= Work instruction =
Would you copy each line of the records that includes the word "checked"?

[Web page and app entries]
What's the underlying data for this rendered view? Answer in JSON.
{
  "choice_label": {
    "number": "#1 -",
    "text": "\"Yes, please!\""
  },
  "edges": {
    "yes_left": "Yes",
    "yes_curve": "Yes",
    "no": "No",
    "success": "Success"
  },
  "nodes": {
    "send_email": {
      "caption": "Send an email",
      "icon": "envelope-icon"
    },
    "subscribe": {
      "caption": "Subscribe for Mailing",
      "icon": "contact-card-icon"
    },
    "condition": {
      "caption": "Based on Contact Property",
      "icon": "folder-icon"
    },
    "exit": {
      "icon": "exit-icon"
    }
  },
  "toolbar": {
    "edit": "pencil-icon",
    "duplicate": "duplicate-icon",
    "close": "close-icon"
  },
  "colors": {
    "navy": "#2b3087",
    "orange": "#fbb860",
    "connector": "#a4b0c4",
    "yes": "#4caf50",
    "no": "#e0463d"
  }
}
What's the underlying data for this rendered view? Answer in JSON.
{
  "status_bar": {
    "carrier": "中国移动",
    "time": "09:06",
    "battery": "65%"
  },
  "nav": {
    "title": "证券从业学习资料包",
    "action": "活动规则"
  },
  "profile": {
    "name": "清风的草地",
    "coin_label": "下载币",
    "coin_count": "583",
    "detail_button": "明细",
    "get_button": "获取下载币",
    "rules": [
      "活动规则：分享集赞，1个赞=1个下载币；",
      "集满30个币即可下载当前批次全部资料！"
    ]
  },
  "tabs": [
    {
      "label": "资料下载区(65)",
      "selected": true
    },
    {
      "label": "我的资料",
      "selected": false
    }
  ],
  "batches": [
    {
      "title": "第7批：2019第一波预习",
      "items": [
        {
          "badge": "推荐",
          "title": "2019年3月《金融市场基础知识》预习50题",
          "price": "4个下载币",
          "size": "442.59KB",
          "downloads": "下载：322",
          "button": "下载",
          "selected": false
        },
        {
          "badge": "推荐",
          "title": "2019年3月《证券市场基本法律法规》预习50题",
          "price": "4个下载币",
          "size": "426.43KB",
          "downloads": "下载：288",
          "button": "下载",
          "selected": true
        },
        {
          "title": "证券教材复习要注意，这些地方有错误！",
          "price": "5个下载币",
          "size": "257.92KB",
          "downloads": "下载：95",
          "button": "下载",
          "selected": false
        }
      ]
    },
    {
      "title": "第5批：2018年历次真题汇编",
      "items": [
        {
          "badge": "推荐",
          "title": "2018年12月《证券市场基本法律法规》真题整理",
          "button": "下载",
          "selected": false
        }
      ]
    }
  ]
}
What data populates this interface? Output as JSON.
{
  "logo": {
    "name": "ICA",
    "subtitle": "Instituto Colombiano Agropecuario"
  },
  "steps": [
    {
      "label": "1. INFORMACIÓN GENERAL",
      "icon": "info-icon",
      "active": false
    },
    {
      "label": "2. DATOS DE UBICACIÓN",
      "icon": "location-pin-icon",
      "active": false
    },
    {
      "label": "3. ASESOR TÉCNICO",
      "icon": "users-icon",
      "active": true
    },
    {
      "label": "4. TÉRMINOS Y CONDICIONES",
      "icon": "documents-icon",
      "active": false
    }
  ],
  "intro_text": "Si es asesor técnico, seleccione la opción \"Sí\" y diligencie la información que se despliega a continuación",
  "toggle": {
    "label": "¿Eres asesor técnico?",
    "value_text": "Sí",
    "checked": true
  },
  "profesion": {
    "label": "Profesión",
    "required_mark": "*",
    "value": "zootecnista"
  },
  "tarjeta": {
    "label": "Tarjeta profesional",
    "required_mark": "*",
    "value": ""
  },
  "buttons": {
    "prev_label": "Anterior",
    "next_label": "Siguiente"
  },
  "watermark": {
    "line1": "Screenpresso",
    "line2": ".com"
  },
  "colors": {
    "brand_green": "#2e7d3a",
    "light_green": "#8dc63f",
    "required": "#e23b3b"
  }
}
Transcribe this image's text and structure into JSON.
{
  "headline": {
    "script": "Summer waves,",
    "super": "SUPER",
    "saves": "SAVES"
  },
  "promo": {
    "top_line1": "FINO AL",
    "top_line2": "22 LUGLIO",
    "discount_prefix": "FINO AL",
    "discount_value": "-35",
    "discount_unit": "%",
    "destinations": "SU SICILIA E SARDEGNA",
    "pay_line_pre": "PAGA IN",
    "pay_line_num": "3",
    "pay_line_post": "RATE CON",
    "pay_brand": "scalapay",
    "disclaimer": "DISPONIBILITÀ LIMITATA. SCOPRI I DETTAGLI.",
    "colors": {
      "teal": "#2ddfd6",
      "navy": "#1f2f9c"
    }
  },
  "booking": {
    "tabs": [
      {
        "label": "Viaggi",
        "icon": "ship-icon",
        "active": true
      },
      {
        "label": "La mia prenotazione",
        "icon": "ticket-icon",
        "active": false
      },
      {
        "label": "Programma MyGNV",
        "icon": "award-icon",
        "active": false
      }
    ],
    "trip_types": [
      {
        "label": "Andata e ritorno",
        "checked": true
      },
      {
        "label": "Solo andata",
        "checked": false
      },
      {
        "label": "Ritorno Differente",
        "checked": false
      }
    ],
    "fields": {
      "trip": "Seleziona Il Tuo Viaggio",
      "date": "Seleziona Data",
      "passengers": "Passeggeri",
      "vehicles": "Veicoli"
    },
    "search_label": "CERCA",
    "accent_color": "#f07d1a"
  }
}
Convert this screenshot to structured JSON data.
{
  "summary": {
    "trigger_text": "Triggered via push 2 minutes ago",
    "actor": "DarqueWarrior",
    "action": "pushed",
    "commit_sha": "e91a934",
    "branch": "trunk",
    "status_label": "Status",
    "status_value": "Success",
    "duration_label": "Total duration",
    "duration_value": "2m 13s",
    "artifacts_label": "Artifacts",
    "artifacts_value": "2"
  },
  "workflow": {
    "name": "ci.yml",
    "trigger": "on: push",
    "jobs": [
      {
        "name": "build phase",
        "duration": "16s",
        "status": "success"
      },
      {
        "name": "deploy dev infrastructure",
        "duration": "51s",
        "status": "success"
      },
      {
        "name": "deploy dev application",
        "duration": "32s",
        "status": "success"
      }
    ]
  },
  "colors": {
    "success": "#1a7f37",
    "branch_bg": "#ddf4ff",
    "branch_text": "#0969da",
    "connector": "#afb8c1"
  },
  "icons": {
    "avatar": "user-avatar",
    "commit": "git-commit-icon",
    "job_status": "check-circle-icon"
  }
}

= Reply =
    "checked": true
        "checked": true
        "checked": false
        "checked": false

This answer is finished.